Thursday, November 1, 2007

The Darjeeling Limited

Wes Anderson, who has redefined the word quirky, is a truly original visionary. Each of his films is undeniably distinguishable. Several aspects go into becoming such a modern-day legend. Anderson is notorious for his brilliant use of indie-rock music, his consistently unique, breathtaking cinematography, and his necessity to re-use his actors.

Anderson’s latest feat, The Darjeeling Limited, is much of the classic-Anderson same. The film begins with a heartbreaking short, Hotel Chevalier, in which a lonely man in Paris (Jason Schwartzman) is visited by his lost love (Natalie Portman). The short is a great prologue for what is to come, with Schwartzman introducing another insightful Anderson character. Once part II begins, we are taken on a whimsical journey.

Two brothers (Adrien Brody and Schwartzman) are invited by their brother (Owen Wilson) to embark on a month-long train ride in India to rediscover their relationships. The three indulge in wondrous conversations and hilarious shenanigans to fill their time.

Wilson has played a part in every one of Anderson’s films (as actor or co-writer), and they are where Wilson really shows his acting talent. The romantic and frat-boy comedies are okay, but only in an Anderson film will you get such delightful antics as Wilson barking polite orders to his brothers, all while his face is almost completely bandaged. Believe me, you’ll love every minute of it.

Anderson newcomer Brody delivers a career-unknown, brilliant comedic performance, as does Anderson vet (and co-writer) Schwartzman (who continues his Hotel Chevalier character). No actor is better than the other; it is a trio of true comedic acting. The characters are all equally well written and equally well acted that it makes for a great ride.

A dramatic turn will keep you engrossed and move you in ways completely beyond your expectations. I’ll never reveal the film’s best scene, which our three heroes are dressed in black. But it is in this extended scene that Anderson’s true talent in character development is apparent.

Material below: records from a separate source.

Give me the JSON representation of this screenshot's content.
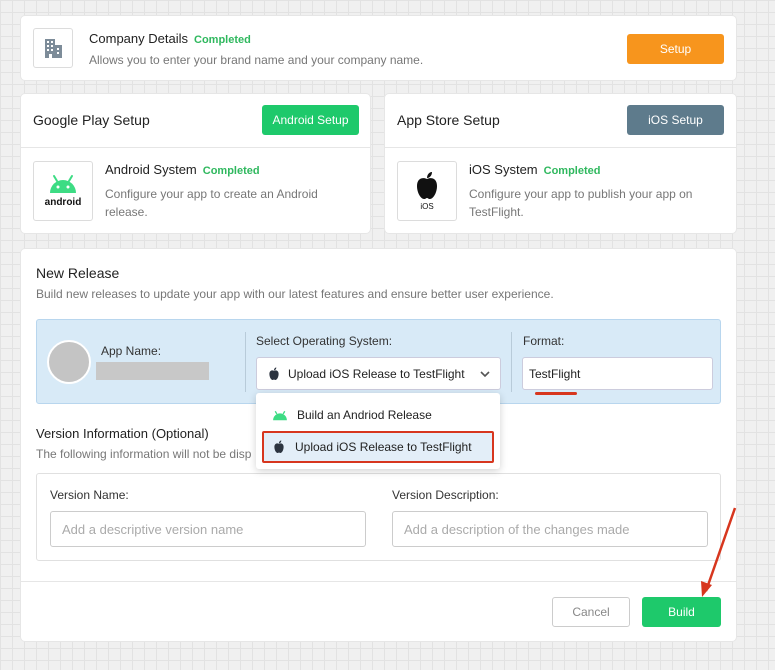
{
  "company": {
    "title": "Company Details",
    "status": "Completed",
    "description": "Allows you to enter your brand name and your company name.",
    "setup_label": "Setup"
  },
  "google_play": {
    "title": "Google Play Setup",
    "button_label": "Android Setup",
    "system_title": "Android System",
    "status": "Completed",
    "description_line1": "Configure your app to create an Android",
    "description_line2": "release.",
    "logo_text": "android"
  },
  "app_store": {
    "title": "App Store Setup",
    "button_label": "iOS Setup",
    "system_title": "iOS System",
    "status": "Completed",
    "description_line1": "Configure your app to publish your app on",
    "description_line2": "TestFlight.",
    "logo_text": "iOS"
  },
  "release": {
    "title": "New Release",
    "description": "Build new releases to update your app with our latest features and ensure better user experience.",
    "app_name_label": "App Name:",
    "os_label": "Select Operating System:",
    "os_selected": "Upload iOS Release to TestFlight",
    "format_label": "Format:",
    "format_value": "TestFlight",
    "dropdown": [
      {
        "label": "Build an Andriod Release",
        "icon": "android-icon"
      },
      {
        "label": "Upload iOS Release to TestFlight",
        "icon": "apple-icon"
      }
    ],
    "version_title": "Version Information (Optional)",
    "version_desc": "The following information will not be disp",
    "version_name_label": "Version Name:",
    "version_name_placeholder": "Add a descriptive version name",
    "version_desc_label": "Version Description:",
    "version_desc_placeholder": "Add a description of the changes made",
    "cancel_label": "Cancel",
    "build_label": "Build"
  },
  "colors": {
    "orange": "#f7951d",
    "green": "#1ec96b",
    "slate": "#5e7b8c",
    "completed": "#2fb85e",
    "annotation_red": "#d7361e"
  }
}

Anderson’s films are a tough sell. You either love it or hate it. You get them or you don’t. I didn’t get his last film, the overrated Life Aquatic with Steve Zissou. But The Darjeeling Limited does a smart thing by going back to the Anderson essentials. With echoes of the mesmerizing Royal Tenebaums, and even a hint of his first, and best film Bottle Rocket, The Darjeeling Limited lives up to any fan’s highest prospects.

Like other film products of the 90s (Tarantino, Fincher, Jonze, Aronofsky, and so on) Anderson is a filmmaker with intense originality, each of his films is an eccentrically beautiful venture into life.

I’m not sure why Anderson chose to go to India, but we benefit from his reasons. The Darjeeling Limited is one of his best films, whose comedic genius holds you, and its dramatic tones keep you. I’d expect nothing less, from such a refreshingly innovative filmmaker. A


  1. Actually going to a theater anymore (say, the last decade or so) is more often labor than reward (art houses excluded, of course). But Wes Anderson films are a mandatory exception. I saw this at the time, and I doubt I've seen more than five or ten first run films of this quality since.

    1. Sadly, I'm going to have to agree with you. Excluding art houses (of course), I find that my movie-watching time is often much better used when at home watching or rewatching older stuff. So much of what is released mainstream nowadays is just garbage. Don't get me wrong, nothing tops the movie theater experience, but it's difficult to fork out dough for something you all but assume is going to be crap.

      But, yes, Anderson will always get my money as soon as possible.